*WORK ITEM*
Nothing more is wanted than an exact repeat of the data below.

*INFORMATION SHOWN*
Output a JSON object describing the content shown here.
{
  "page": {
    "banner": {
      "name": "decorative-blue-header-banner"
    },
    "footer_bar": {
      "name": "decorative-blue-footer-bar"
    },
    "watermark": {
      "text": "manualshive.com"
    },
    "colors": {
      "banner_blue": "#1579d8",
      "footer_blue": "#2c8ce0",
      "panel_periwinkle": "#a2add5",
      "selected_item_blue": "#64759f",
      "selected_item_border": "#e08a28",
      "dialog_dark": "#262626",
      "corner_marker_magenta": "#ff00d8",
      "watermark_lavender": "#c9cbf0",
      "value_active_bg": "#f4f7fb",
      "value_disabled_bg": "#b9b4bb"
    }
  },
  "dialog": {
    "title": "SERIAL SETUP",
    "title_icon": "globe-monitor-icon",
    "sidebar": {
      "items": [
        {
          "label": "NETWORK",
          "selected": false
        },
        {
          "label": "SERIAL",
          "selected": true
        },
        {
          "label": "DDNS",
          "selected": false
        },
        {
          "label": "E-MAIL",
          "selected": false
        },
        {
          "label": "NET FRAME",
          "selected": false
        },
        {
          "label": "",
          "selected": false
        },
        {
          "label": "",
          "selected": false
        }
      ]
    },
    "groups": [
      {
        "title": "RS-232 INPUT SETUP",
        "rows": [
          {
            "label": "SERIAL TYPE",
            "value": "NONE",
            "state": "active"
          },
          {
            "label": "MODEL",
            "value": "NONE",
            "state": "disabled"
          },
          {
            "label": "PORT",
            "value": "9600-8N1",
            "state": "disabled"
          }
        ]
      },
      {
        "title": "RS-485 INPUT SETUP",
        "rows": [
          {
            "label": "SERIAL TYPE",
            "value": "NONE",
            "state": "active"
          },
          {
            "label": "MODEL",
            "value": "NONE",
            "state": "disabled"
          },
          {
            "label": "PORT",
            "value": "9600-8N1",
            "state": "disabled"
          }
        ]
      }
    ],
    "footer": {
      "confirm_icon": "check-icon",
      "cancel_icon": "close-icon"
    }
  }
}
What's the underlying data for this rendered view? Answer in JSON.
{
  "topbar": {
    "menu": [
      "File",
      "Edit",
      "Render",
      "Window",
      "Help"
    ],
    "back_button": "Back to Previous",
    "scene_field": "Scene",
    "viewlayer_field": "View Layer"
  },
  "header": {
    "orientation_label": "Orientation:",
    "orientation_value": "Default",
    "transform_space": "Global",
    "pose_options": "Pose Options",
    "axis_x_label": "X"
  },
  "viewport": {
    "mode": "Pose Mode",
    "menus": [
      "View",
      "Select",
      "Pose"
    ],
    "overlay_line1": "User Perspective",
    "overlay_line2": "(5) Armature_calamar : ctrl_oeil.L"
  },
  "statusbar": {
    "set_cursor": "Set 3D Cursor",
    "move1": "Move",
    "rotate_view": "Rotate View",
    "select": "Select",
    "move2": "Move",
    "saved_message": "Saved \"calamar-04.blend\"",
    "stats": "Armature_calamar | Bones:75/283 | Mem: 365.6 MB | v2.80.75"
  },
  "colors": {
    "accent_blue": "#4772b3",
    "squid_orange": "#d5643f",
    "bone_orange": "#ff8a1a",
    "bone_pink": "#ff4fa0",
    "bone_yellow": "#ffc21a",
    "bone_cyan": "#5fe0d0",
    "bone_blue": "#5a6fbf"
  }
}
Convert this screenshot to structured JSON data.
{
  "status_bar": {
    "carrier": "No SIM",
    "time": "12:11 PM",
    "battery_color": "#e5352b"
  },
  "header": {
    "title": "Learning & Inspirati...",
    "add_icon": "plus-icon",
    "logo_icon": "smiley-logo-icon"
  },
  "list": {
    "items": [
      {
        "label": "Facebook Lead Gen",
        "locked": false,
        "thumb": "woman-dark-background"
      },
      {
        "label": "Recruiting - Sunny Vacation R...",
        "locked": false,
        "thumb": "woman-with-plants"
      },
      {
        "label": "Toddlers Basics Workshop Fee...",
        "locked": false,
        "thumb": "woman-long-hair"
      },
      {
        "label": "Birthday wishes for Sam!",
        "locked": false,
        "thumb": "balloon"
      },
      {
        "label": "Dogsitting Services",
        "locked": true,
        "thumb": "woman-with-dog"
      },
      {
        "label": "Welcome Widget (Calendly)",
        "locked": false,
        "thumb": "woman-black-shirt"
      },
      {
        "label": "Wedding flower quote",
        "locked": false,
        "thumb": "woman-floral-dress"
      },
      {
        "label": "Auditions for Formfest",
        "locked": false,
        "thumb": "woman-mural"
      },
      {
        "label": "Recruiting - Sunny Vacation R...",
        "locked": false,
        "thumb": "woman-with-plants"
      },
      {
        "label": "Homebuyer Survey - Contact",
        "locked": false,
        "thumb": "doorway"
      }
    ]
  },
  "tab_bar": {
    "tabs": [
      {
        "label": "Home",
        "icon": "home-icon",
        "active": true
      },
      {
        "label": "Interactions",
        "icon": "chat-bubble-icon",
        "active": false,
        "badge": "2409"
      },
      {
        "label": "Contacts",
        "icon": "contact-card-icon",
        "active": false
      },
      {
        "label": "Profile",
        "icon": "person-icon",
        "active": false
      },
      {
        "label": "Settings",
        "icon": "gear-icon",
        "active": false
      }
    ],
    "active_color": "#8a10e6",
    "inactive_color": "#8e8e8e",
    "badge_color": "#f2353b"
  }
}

*RESPONSE BELOW*
Output a JSON object describing the content shown here.
{
  "page": {
    "banner": {
      "name": "decorative-blue-header-banner"
    },
    "footer_bar": {
      "name": "decorative-blue-footer-bar"
    },
    "watermark": {
      "text": "manualshive.com"
    },
    "colors": {
      "banner_blue": "#1579d8",
      "footer_blue": "#2c8ce0",
      "panel_periwinkle": "#a2add5",
      "selected_item_blue": "#64759f",
      "selected_item_border": "#e08a28",
      "dialog_dark": "#262626",
      "corner_marker_magenta": "#ff00d8",
      "watermark_lavender": "#c9cbf0",
      "value_active_bg": "#f4f7fb",
      "value_disabled_bg": "#b9b4bb"
    }
  },
  "dialog": {
    "title": "SERIAL SETUP",
    "title_icon": "globe-monitor-icon",
    "sidebar": {
      "items": [
        {
          "label": "NETWORK",
          "selected": false
        },
        {
          "label": "SERIAL",
          "selected": true
        },
        {
          "label": "DDNS",
          "selected": false
        },
        {
          "label": "E-MAIL",
          "selected": false
        },
        {
          "label": "NET FRAME",
          "selected": false
        },
        {
          "label": "",
          "selected": false
        },
        {
          "label": "",
          "selected": false
        }
      ]
    },
    "groups": [
      {
        "title": "RS-232 INPUT SETUP",
        "rows": [
          {
            "label": "SERIAL TYPE",
            "value": "NONE",
            "state": "active"
          },
          {
            "label": "MODEL",
            "value": "NONE",
            "state": "disabled"
          },
          {
            "label": "PORT",
            "value": "9600-8N1",
            "state": "disabled"
          }
        ]
      },
      {
        "title": "RS-485 INPUT SETUP",
        "rows": [
          {
            "label": "SERIAL TYPE",
            "value": "NONE",
            "state": "active"
          },
          {
            "label": "MODEL",
            "value": "NONE",
            "state": "disabled"
          },
          {
            "label": "PORT",
            "value": "9600-8N1",
            "state": "disabled"
          }
        ]
      }
    ],
    "footer": {
      "confirm_icon": "check-icon",
      "cancel_icon": "close-icon"
    }
  }
}
What's the underlying data for this rendered view? Answer in JSON.
{
  "topbar": {
    "menu": [
      "File",
      "Edit",
      "Render",
      "Window",
      "Help"
    ],
    "back_button": "Back to Previous",
    "scene_field": "Scene",
    "viewlayer_field": "View Layer"
  },
  "header": {
    "orientation_label": "Orientation:",
    "orientation_value": "Default",
    "transform_space": "Global",
    "pose_options": "Pose Options",
    "axis_x_label": "X"
  },
  "viewport": {
    "mode": "Pose Mode",
    "menus": [
      "View",
      "Select",
      "Pose"
    ],
    "overlay_line1": "User Perspective",
    "overlay_line2": "(5) Armature_calamar : ctrl_oeil.L"
  },
  "statusbar": {
    "set_cursor": "Set 3D Cursor",
    "move1": "Move",
    "rotate_view": "Rotate View",
    "select": "Select",
    "move2": "Move",
    "saved_message": "Saved \"calamar-04.blend\"",
    "stats": "Armature_calamar | Bones:75/283 | Mem: 365.6 MB | v2.80.75"
  },
  "colors": {
    "accent_blue": "#4772b3",
    "squid_orange": "#d5643f",
    "bone_orange": "#ff8a1a",
    "bone_pink": "#ff4fa0",
    "bone_yellow": "#ffc21a",
    "bone_cyan": "#5fe0d0",
    "bone_blue": "#5a6fbf"
  }
}
Convert this screenshot to structured JSON data.
{
  "status_bar": {
    "carrier": "No SIM",
    "time": "12:11 PM",
    "battery_color": "#e5352b"
  },
  "header": {
    "title": "Learning & Inspirati...",
    "add_icon": "plus-icon",
    "logo_icon": "smiley-logo-icon"
  },
  "list": {
    "items": [
      {
        "label": "Facebook Lead Gen",
        "locked": false,
        "thumb": "woman-dark-background"
      },
      {
        "label": "Recruiting - Sunny Vacation R...",
        "locked": false,
        "thumb": "woman-with-plants"
      },
      {
        "label": "Toddlers Basics Workshop Fee...",
        "locked": false,
        "thumb": "woman-long-hair"
      },
      {
        "label": "Birthday wishes for Sam!",
        "locked": false,
        "thumb": "balloon"
      },
      {
        "label": "Dogsitting Services",
        "locked": true,
        "thumb": "woman-with-dog"
      },
      {
        "label": "Welcome Widget (Calendly)",
        "locked": false,
        "thumb": "woman-black-shirt"
      },
      {
        "label": "Wedding flower quote",
        "locked": false,
        "thumb": "woman-floral-dress"
      },
      {
        "label": "Auditions for Formfest",
        "locked": false,
        "thumb": "woman-mural"
      },
      {
        "label": "Recruiting - Sunny Vacation R...",
        "locked": false,
        "thumb": "woman-with-plants"
      },
      {
        "label": "Homebuyer Survey - Contact",
        "locked": false,
        "thumb": "doorway"
      }
    ]
  },
  "tab_bar": {
    "tabs": [
      {
        "label": "Home",
        "icon": "home-icon",
        "active": true
      },
      {
        "label": "Interactions",
        "icon": "chat-bubble-icon",
        "active": false,
        "badge": "2409"
      },
      {
        "label": "Contacts",
        "icon": "contact-card-icon",
        "active": false
      },
      {
        "label": "Profile",
        "icon": "person-icon",
        "active": false
      },
      {
        "label": "Settings",
        "icon": "gear-icon",
        "active": false
      }
    ],
    "active_color": "#8a10e6",
    "inactive_color": "#8e8e8e",
    "badge_color": "#f2353b"
  }
}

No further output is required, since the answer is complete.